People Are Threatening Mashrou’ Leila with Bullets Before Their Concert At the Byblos International Festival

They’re also calling for the cancellation of Mashrou’ Leila’s concert for a song that “insults religion” but was released four years ago.

Mashrou' Leila poster for the Byblos International Festival.
Mashrou' Leila poster for the Byblos International Festival.

The amount of extremist comments calling for bullets in the heads of Mashrou’ Leila members and anyone who supports them have multiplied in the past week ahead of their Byblos International Festival on August 9. 

For the past week, a Facebook page with almost 5.5K followers –and, right now, a profile picture of Mashrou’ Leila with a giant red X on it– has been condemning a Lebanese band with an openly-gay frontman and political music that has successfully managed to gain both international critical acclaim and fans from around the world.  

Comments range from “God is great, everyone should rally against these immorals” to “Anyone who attacks Christianity and the saints should be showered with bullets.” Even the Maronite Eparchy of Jbeil has circulated a document that calls for the cancellation of the Mashrou’ Leila concert and for “media to do as appropriate,” once again highlighting how the majority of traditional media in the country carry agendas and biases that sectarian and religious organizations know they can actively manipulate.

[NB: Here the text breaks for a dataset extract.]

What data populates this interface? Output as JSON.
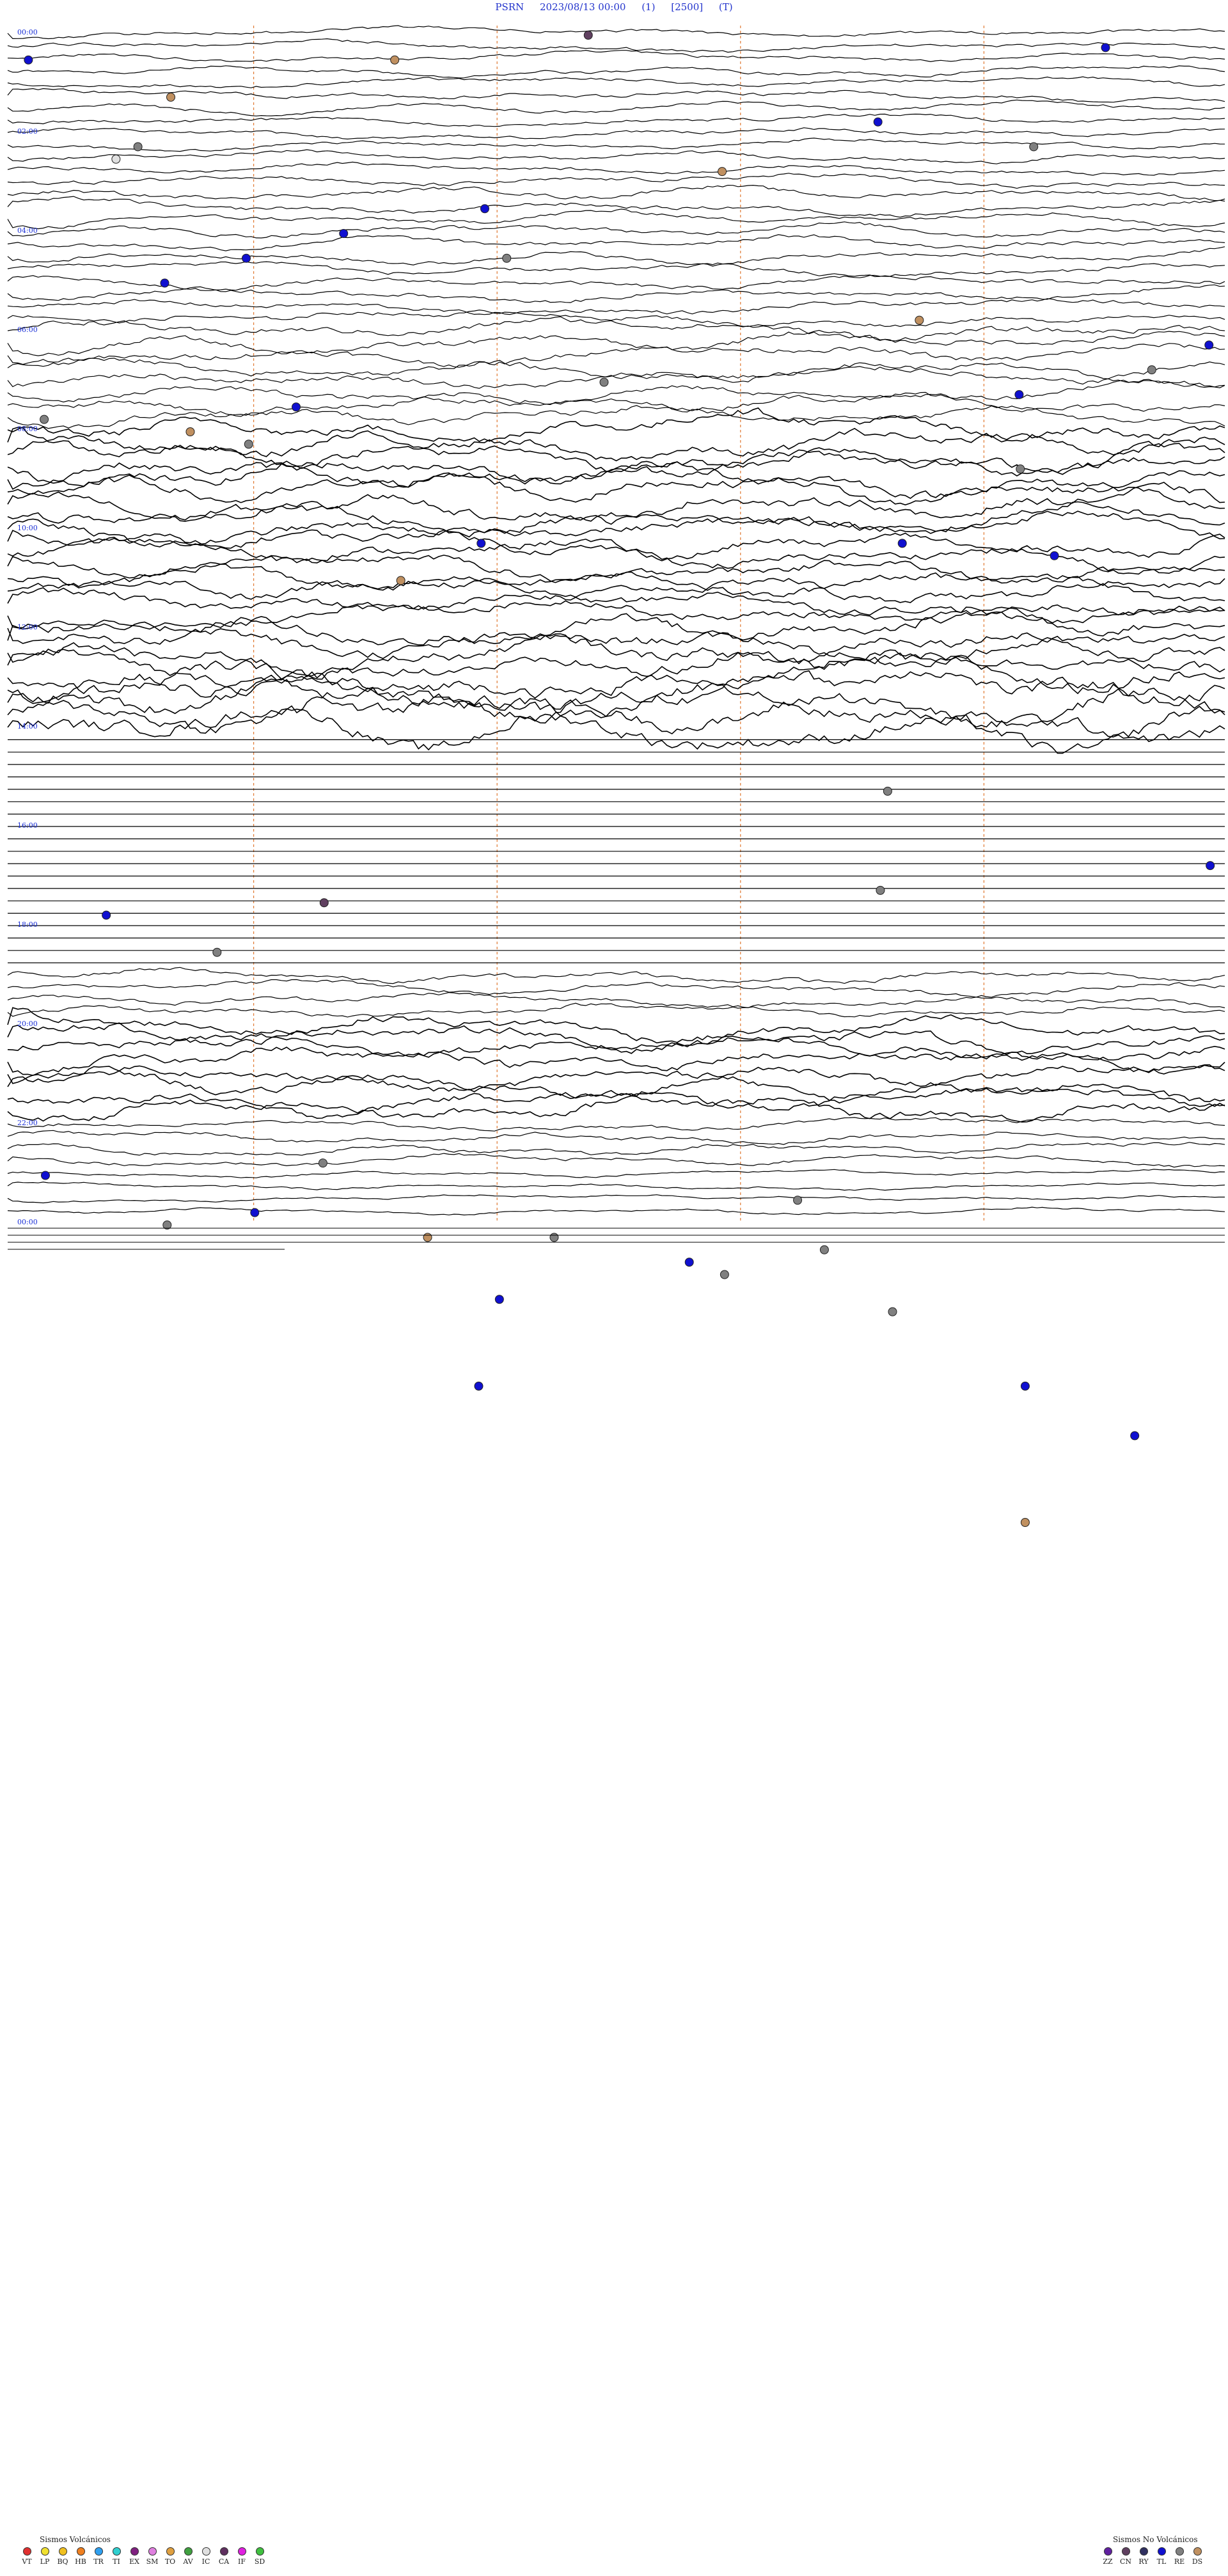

People are calling for the cancellation of Mashrou’ Leila’s concert, and a protest in front of the festival’s venue, for songs (particularly, one song called Djin) with satirical lyrics that have been interpreted to “insult religion.” Mashrou’ Leila hasn’t released any new album since Ibn El Leil in 2015. The local band even performed at the Byblos International Festival in 2016. So, why are religious groups criticizing them now?

It’s by the same logic that Beirut Pride 2018 was raided and shut down, but Beirut Pride 2017 proceeded. While the attacks against Mashrou’ Leila have not been particularly framed as being against LGBTQ+ rights that the band champions lyrically and personally, their queerness undoubtedly intersects with the religious-basis of these attacks. 

As more people become tolerant of the LGBTQ+ community or some simultaneously choose to move away from the traditional lines of religious thinking, heteronormative and highly-religious groups and institutions that previously dominated the sociopolitical arena feel threatened. For more conservative people, cultural shifts are extremely disturbing.

The beautiful (read: horrifying) part of any discussion even remotely-related to religion in Lebanon is that taking part in and speaking out about cultural shifts can be interpreted as insulting religion or inciting sectarianism, which in turn can lead to prosecution and sentencing to jail under articles 474 and 317 of the country’s criminal codes. 

As expected, authorities leave what “an insult to religion” up for their interpretation. Does the same law apply for people or institutions that have insulted, attacked, and threatened the lives of the Mashrou’ Leila band members or their fans?

Mashrou’ Leila has, for years, released music that an Arab audience can relate to. They’ve poignantly and critically tackled the Israeli occupation of Palestine, interfaith marriage, political assassinations, immigration, war, love and loss. Whether you enjoy their music or not, forcing the cancellation of their concert is an attack on the freedom of expression and so much more. It’s denying members of the audience the ability to think for themselves and to reflect on a multitude of themes other than religion.

The other end of the spectrum shows support for Mashrou’ Leila. “Since when is religion or faith shaken by a song or concert? And how is cancellation a solution in the age of the Internet and globalization?” reads one Tweet, a fair point bearing in mind that more people are likely to seek out and find Mashrou’ Leila’s music online following all the buzz from the possible cancellation of their concert.

Laudy Issa is a multimedia journalist and the Managing Editor of Beirut Today. You might catch her tripping over wires in local theatres or gigs.